Nearly 1,000 trees have already fallen to provide the paper for Irwin Shaw's new novel.
By any literary standard those trees have died in vain -- making the 130,000 existing copies of "The Top of the Hill" the worst ecological disaster since the Corpus Christi oil spill.
Worse yet, the once-stately conifers have been pulped for what Delacorte concedes is not an original novel at all, but a reconstituted "treatment" (or schematic plot outline) for a commercial movie.
The unwitting browser who buys the alleged novel for $9.95 will thus be double disappointed. First, by the book itself. And second, because ABC-TV will carry the same story as a fourhour, two-part mini-series in late January.
It will probably make good television. Shaw, the prolific multimedia fabricator of "Rich Man, Poor Man" and "Beggarman, Thief," has contrived a very salable hero. Michael Storrs is a restless management consultant in his mid-30s whose bland and bloodless New York life compels him to court danger in a cathartic medley of skydiving, surfing, hang-gliding and skiing.

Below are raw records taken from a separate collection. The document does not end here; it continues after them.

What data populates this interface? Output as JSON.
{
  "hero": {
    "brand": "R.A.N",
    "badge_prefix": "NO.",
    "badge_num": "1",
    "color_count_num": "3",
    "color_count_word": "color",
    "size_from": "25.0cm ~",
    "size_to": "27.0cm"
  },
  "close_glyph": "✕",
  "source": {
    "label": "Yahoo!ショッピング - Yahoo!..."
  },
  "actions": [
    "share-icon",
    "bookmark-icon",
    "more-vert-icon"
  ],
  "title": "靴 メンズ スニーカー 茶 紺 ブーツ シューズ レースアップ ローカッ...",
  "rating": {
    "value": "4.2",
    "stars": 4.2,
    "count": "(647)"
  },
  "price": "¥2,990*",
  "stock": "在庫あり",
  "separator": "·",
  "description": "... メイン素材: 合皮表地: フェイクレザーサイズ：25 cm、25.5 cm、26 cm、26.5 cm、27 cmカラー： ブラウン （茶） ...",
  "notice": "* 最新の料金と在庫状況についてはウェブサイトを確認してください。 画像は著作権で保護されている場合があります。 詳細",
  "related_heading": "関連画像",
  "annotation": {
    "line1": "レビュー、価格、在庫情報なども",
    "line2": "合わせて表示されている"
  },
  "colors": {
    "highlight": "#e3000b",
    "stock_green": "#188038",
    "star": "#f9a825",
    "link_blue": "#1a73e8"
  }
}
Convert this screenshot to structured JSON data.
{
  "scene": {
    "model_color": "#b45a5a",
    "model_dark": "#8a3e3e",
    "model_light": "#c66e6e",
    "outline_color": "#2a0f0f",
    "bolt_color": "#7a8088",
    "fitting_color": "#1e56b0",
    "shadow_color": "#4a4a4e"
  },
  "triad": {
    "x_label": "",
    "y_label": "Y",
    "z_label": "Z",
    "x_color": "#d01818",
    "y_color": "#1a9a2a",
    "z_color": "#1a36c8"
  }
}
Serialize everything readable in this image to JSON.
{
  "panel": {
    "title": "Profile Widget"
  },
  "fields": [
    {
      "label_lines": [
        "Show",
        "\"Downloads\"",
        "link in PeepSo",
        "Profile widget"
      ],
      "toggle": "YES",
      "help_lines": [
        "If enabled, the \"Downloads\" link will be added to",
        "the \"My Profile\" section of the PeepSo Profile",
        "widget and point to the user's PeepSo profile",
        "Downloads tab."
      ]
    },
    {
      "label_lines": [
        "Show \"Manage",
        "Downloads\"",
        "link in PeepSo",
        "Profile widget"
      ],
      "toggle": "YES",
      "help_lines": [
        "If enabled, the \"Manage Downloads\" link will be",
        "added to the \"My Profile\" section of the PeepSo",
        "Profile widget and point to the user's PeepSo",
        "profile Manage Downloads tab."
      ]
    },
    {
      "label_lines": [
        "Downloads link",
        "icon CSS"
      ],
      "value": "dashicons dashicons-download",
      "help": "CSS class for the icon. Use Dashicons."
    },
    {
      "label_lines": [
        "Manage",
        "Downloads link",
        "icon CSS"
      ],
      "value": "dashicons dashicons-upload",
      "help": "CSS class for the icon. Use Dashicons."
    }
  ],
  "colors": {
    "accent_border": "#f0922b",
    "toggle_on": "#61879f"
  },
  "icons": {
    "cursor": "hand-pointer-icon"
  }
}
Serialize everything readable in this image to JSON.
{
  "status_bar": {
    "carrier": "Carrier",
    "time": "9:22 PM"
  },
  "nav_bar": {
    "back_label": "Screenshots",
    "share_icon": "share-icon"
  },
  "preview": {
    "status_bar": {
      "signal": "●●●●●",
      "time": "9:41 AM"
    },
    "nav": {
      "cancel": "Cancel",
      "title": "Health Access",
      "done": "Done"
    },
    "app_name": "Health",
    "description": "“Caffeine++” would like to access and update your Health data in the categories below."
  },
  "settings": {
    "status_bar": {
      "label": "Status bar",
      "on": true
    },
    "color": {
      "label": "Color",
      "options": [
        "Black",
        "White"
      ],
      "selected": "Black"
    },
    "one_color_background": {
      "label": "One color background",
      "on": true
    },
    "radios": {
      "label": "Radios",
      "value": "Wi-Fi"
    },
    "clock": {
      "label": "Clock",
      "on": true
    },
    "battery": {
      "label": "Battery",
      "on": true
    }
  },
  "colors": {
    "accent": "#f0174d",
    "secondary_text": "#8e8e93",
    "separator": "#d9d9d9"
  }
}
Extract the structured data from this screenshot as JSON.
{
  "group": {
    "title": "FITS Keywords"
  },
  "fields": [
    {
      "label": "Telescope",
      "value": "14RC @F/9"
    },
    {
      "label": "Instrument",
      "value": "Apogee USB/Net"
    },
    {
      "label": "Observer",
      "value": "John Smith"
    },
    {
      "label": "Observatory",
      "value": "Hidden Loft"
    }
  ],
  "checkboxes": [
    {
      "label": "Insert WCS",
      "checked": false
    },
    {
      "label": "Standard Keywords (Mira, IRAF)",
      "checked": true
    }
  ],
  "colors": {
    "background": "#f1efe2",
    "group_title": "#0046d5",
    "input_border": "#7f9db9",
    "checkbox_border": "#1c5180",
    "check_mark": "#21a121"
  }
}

His wife -- the succulent and sensitive Tracy, a fabric designer -- despises Michael's suicidal pastimes, especially after attending a skydiving session in which two of his co-divers are killed. Understandably distraught at the prospect of taking her husband home in a Hefty trash bag one day, Tracy complains. But her plea for connubial tranquility (and children) cannot prevail against Michael's stubborn Need to Face Death, and by the end of Chapter One, their marriage is on the rocks.
After a few more scenes in which Michael confronts the dreaded ennui of middle-class life, narrowly skirts catastrophes and reveals his friendship for Antoine (a lecherous and manipulative cocktail-lounge pianist of the Sebastian Dangerfield species). Michael flees wife and city, his Porsche pointed at Vermont.
Michael returns to the mountain town where he had worked as a ski instructor after college, regains both his old job and the grudging respect of his colleagues (with his daredevil disregard for mortality) and gradually begins to change.
On the road to self-knowledge, Michael becomes passionately embroiled with Mrs. Eva Heggener, a cruelly selfish Austrian beauty, femme banale and wife of the town's leading hotel-owner, the dying, tubercular but charming Andreas Heggener.
Despite some initial friction, Heggener and Michael become friends, and Michael sets out to cure the ex-Austrian's tuberculosis by persuading him to start skiing again. This unconventional prescription provides the thematic impetus for a sort of low-rent "Magic Mountain" tableau in which each man helps heal the other.
Meanwhile, Shaw fleshes out the cast with a number of indigenous Vermonters, and eventually, in this wholesome, simple environment Michael is Transformed. But by that point the unfortunate reader is past caring.